== AVAILABLE DATA
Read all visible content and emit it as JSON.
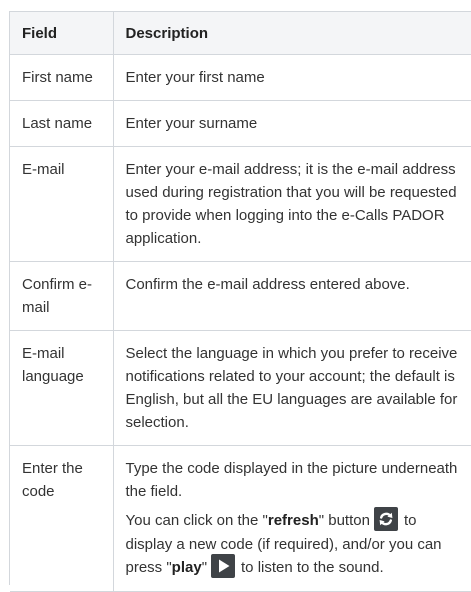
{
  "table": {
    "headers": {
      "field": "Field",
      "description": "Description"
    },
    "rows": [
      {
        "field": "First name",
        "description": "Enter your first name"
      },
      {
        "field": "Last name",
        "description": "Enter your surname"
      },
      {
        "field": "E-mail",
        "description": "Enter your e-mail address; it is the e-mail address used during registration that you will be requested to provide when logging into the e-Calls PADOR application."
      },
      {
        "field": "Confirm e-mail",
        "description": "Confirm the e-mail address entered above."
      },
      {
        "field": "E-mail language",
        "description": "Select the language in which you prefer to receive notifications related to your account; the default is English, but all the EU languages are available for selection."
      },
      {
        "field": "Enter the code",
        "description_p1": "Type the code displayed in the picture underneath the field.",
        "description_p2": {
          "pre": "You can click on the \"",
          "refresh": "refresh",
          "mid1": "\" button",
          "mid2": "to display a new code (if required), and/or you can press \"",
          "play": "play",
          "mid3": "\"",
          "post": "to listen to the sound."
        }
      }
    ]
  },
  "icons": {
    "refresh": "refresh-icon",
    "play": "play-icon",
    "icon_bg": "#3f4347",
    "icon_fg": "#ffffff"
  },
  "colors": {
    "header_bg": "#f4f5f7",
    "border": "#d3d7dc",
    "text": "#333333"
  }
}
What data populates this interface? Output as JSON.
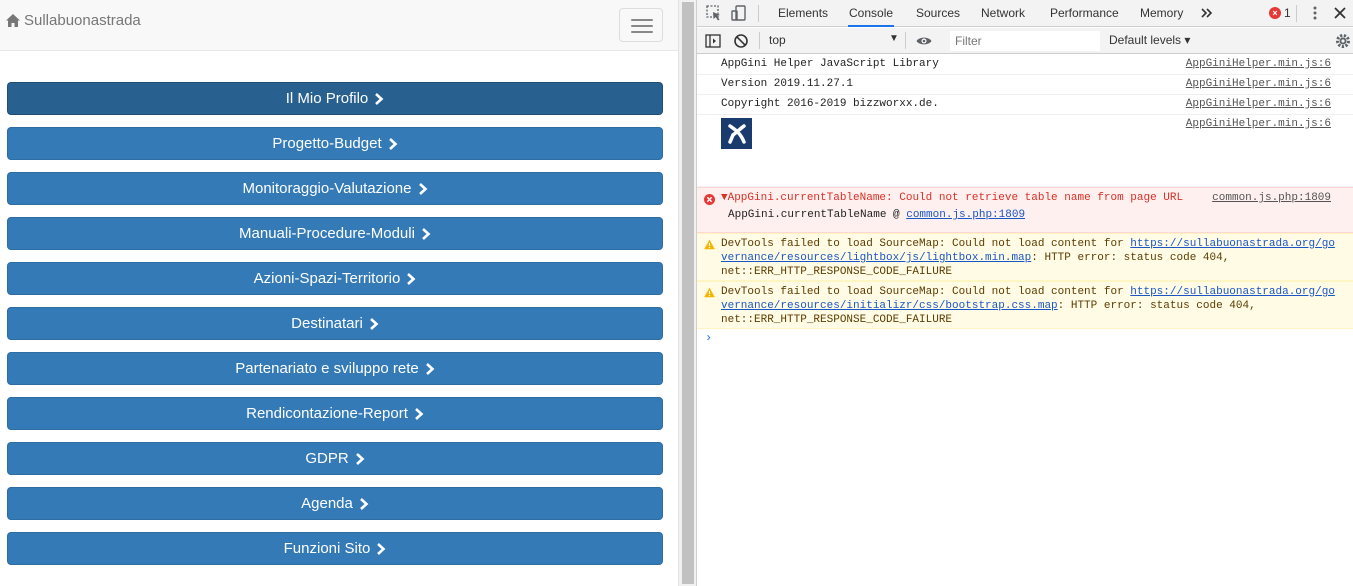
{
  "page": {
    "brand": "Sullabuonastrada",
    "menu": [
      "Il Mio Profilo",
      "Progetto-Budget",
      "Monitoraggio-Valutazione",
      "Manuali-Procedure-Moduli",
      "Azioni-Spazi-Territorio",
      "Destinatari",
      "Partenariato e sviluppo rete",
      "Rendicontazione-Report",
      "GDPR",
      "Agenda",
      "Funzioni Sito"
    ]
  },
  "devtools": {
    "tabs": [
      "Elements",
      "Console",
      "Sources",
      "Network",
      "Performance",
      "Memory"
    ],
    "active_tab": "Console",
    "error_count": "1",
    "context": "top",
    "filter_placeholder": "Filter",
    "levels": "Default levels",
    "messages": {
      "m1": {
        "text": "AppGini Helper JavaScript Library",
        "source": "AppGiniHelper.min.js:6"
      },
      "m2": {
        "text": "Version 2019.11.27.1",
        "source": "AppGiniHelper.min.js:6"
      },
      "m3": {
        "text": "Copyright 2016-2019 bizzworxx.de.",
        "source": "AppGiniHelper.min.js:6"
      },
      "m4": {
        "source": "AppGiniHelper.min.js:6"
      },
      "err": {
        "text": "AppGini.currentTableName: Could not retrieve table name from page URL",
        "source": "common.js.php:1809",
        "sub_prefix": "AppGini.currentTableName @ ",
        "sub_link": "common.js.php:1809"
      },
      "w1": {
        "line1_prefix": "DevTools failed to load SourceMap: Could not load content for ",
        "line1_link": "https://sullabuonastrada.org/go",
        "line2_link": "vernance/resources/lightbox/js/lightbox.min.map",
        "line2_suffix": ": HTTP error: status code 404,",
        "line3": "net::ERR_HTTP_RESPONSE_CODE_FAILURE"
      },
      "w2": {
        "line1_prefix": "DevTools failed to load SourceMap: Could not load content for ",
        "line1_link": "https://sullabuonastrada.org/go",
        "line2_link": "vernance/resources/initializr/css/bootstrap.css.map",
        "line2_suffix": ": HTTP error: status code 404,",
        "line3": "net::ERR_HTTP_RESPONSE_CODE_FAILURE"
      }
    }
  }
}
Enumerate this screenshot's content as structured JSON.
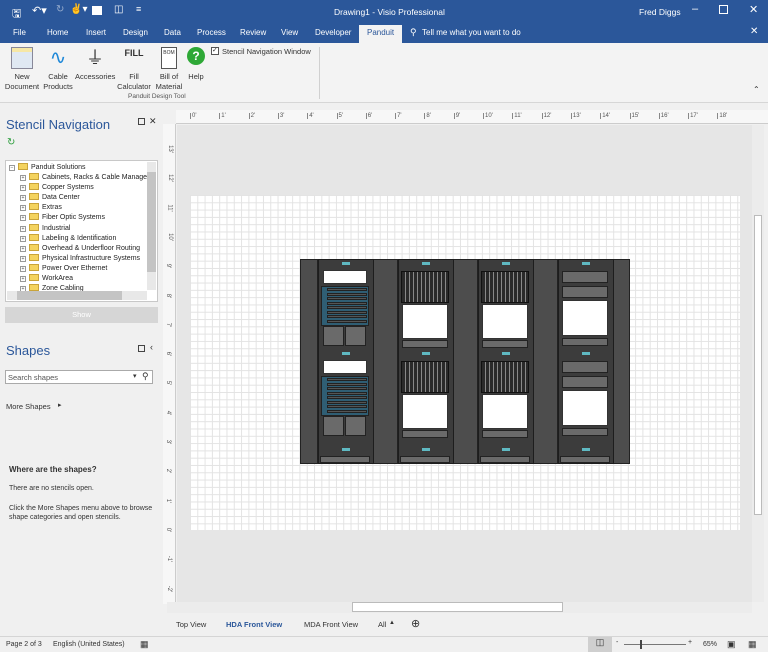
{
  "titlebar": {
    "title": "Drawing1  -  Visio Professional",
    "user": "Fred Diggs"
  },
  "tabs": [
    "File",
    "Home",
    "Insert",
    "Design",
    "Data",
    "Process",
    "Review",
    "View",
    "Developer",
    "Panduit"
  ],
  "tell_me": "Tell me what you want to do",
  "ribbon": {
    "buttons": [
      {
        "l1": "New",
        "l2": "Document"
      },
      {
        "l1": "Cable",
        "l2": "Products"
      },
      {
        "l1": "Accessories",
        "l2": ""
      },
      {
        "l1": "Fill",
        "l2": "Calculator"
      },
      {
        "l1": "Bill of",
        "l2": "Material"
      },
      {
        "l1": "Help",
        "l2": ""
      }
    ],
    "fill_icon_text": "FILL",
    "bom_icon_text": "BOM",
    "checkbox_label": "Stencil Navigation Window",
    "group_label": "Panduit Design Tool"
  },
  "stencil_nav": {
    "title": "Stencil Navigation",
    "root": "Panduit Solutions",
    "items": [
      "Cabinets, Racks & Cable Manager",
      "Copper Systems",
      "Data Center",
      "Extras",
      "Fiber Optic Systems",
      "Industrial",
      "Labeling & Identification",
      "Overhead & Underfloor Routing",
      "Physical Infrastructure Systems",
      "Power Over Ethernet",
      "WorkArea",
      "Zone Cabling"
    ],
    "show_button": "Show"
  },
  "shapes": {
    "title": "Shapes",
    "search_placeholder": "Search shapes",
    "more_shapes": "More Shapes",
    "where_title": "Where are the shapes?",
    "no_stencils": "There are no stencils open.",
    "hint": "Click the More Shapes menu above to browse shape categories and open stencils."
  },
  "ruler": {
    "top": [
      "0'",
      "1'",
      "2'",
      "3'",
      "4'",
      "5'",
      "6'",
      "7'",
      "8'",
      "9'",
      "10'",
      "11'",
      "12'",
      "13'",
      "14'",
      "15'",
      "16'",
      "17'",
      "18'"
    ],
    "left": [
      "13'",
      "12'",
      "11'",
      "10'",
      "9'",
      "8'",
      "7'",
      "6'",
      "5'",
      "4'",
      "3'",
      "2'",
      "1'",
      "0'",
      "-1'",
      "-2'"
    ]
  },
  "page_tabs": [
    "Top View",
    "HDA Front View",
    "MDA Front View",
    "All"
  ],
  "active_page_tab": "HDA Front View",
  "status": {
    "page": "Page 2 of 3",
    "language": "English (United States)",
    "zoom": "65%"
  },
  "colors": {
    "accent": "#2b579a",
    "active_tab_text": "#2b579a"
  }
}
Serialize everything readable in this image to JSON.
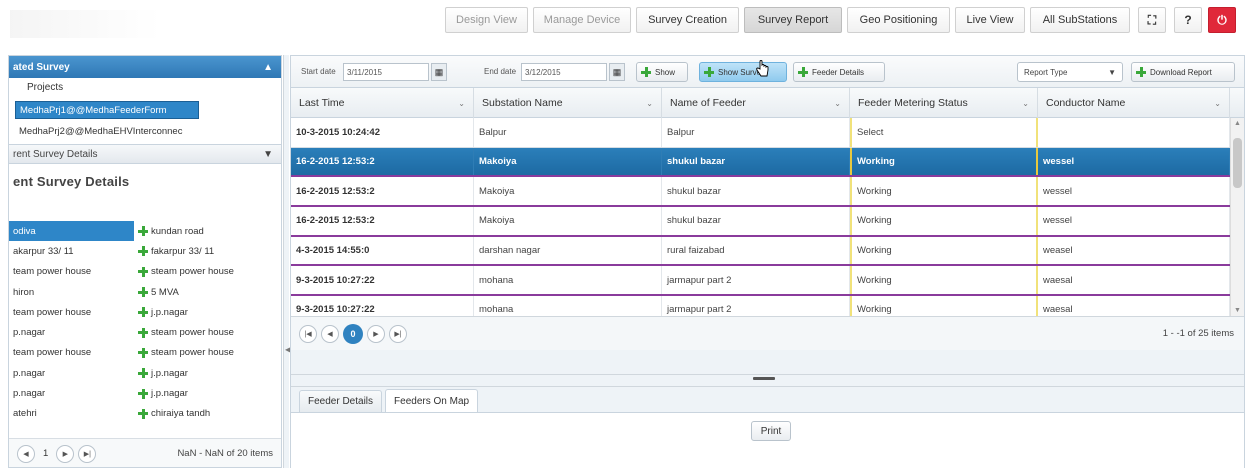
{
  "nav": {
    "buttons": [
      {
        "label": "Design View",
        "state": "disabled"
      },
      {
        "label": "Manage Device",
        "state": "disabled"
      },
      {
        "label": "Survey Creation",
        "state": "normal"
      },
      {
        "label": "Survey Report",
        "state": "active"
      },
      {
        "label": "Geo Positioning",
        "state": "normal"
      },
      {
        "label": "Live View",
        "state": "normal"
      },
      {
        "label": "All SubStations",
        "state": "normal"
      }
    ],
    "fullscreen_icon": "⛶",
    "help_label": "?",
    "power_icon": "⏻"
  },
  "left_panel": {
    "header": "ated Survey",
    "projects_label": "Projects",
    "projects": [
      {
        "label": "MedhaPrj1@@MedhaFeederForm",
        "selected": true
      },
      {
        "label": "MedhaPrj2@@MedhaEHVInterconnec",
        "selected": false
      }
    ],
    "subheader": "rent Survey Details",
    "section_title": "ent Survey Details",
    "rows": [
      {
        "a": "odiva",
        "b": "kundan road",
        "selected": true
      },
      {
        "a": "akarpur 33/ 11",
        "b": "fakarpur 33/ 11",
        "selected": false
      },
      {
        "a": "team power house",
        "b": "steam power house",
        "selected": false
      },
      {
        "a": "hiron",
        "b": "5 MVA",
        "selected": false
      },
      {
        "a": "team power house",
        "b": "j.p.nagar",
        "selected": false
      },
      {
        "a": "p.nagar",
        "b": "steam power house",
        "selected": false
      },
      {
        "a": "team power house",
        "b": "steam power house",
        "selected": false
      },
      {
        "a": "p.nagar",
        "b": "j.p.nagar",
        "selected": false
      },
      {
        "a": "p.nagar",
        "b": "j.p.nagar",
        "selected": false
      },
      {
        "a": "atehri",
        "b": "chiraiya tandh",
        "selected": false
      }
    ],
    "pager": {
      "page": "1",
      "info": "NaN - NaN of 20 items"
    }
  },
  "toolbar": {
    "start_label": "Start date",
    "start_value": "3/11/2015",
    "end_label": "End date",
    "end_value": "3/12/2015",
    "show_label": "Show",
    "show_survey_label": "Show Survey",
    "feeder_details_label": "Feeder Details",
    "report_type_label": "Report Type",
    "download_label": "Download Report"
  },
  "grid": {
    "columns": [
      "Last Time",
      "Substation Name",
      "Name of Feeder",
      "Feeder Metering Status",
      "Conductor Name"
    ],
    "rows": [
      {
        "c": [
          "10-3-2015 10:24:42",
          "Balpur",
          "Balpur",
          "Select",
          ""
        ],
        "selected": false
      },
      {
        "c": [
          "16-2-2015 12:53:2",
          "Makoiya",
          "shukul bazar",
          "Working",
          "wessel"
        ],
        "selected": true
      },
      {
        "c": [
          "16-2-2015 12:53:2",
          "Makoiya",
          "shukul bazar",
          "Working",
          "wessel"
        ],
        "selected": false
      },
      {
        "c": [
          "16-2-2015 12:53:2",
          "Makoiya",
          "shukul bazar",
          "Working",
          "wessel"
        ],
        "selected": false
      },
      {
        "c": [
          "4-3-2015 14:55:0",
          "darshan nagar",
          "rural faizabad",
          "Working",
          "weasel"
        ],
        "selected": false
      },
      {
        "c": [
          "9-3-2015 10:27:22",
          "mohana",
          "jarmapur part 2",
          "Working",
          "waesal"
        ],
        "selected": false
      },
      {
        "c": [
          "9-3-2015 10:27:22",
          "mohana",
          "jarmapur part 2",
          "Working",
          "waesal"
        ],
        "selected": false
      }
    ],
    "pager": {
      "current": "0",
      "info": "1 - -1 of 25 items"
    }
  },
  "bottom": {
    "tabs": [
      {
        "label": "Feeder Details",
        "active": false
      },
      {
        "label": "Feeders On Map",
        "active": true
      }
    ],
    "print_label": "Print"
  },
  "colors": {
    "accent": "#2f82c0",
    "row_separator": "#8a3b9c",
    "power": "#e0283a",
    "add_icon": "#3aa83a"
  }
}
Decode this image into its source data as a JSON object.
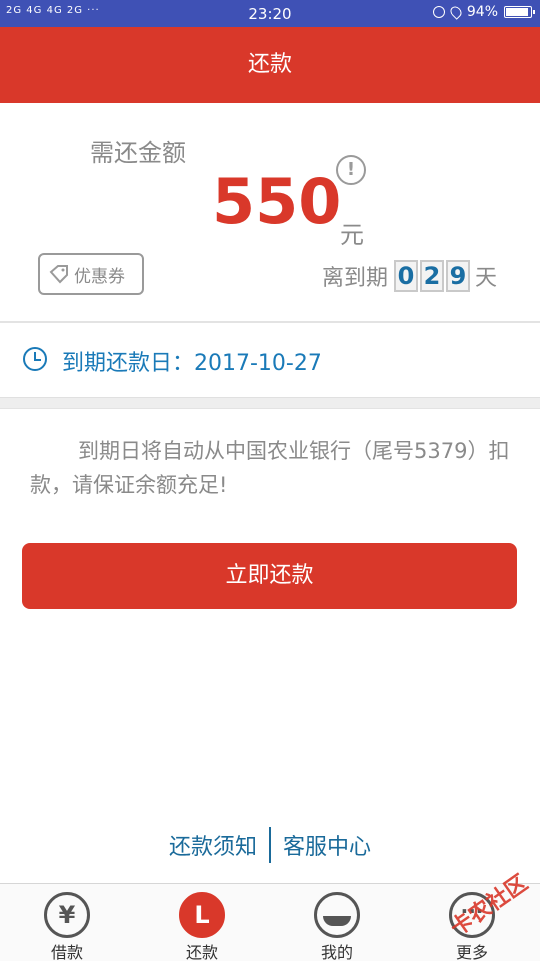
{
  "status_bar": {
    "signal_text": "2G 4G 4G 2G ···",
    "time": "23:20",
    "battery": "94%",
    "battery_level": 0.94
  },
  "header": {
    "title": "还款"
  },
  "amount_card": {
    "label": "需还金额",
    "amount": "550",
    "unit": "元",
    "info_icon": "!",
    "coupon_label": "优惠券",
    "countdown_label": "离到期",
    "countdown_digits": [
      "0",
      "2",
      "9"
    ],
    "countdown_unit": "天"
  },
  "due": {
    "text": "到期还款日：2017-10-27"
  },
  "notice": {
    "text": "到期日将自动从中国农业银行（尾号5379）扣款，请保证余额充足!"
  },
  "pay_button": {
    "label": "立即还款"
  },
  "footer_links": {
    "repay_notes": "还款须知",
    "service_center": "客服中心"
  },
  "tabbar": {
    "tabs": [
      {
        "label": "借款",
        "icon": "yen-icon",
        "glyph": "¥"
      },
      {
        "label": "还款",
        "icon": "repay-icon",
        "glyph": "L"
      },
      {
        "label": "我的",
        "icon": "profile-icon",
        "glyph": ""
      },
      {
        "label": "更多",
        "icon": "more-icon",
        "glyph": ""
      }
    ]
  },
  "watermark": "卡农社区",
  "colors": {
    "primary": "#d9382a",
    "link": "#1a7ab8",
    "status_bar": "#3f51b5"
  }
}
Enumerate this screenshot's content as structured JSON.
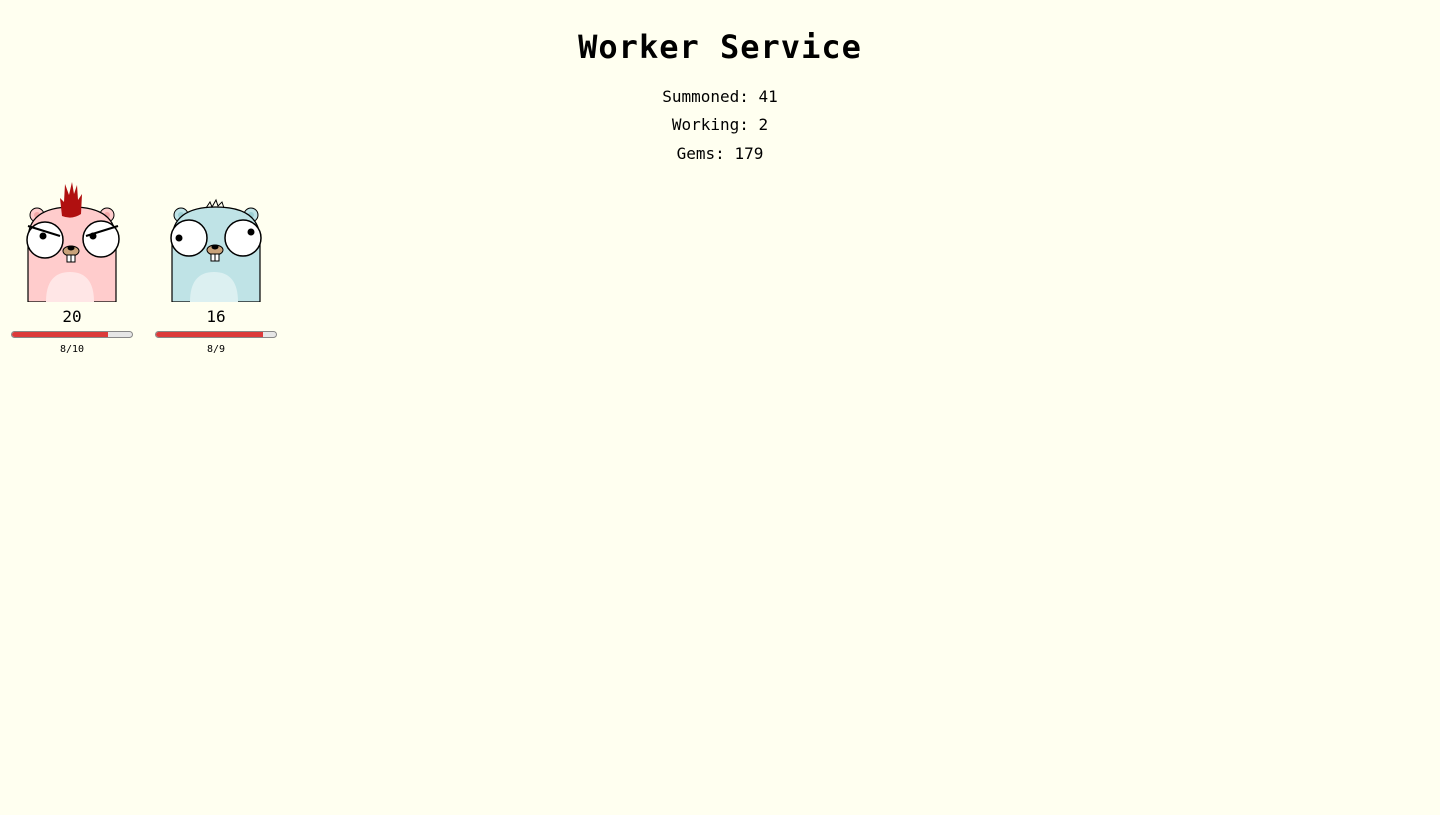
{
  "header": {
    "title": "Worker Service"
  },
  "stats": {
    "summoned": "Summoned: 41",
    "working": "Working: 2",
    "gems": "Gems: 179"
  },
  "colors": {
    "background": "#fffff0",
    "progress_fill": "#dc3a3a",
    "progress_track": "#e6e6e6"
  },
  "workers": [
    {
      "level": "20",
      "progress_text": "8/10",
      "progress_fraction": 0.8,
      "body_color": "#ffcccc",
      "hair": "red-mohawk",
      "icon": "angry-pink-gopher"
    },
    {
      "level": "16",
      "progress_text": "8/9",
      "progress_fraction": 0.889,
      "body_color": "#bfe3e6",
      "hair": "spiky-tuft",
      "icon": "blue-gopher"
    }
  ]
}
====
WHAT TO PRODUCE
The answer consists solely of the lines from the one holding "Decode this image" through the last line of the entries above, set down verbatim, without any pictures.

RESPONSE AREA
Decode this image into its source data as a JSON object.
{
  "status_bar": {
    "signal_text": "2G 4G 4G 2G ···",
    "time": "23:20",
    "battery": "94%",
    "battery_level": 0.94
  },
  "header": {
    "title": "还款"
  },
  "amount_card": {
    "label": "需还金额",
    "amount": "550",
    "unit": "元",
    "info_icon": "!",
    "coupon_label": "优惠券",
    "countdown_label": "离到期",
    "countdown_digits": [
      "0",
      "2",
      "9"
    ],
    "countdown_unit": "天"
  },
  "due": {
    "text": "到期还款日：2017-10-27"
  },
  "notice": {
    "text": "到期日将自动从中国农业银行（尾号5379）扣款，请保证余额充足!"
  },
  "pay_button": {
    "label": "立即还款"
  },
  "footer_links": {
    "repay_notes": "还款须知",
    "service_center": "客服中心"
  },
  "tabbar": {
    "tabs": [
      {
        "label": "借款",
        "icon": "yen-icon",
        "glyph": "¥"
      },
      {
        "label": "还款",
        "icon": "repay-icon",
        "glyph": "L"
      },
      {
        "label": "我的",
        "icon": "profile-icon",
        "glyph": ""
      },
      {
        "label": "更多",
        "icon": "more-icon",
        "glyph": ""
      }
    ]
  },
  "watermark": "卡农社区",
  "colors": {
    "primary": "#d9382a",
    "link": "#1a7ab8",
    "status_bar": "#3f51b5"
  }
}
Enumerate this screenshot's content as structured JSON.
{
  "header": {
    "title": "Worker Service"
  },
  "stats": {
    "summoned": "Summoned: 41",
    "working": "Working: 2",
    "gems": "Gems: 179"
  },
  "colors": {
    "background": "#fffff0",
    "progress_fill": "#dc3a3a",
    "progress_track": "#e6e6e6"
  },
  "workers": [
    {
      "level": "20",
      "progress_text": "8/10",
      "progress_fraction": 0.8,
      "body_color": "#ffcccc",
      "hair": "red-mohawk",
      "icon": "angry-pink-gopher"
    },
    {
      "level": "16",
      "progress_text": "8/9",
      "progress_fraction": 0.889,
      "body_color": "#bfe3e6",
      "hair": "spiky-tuft",
      "icon": "blue-gopher"
    }
  ]
}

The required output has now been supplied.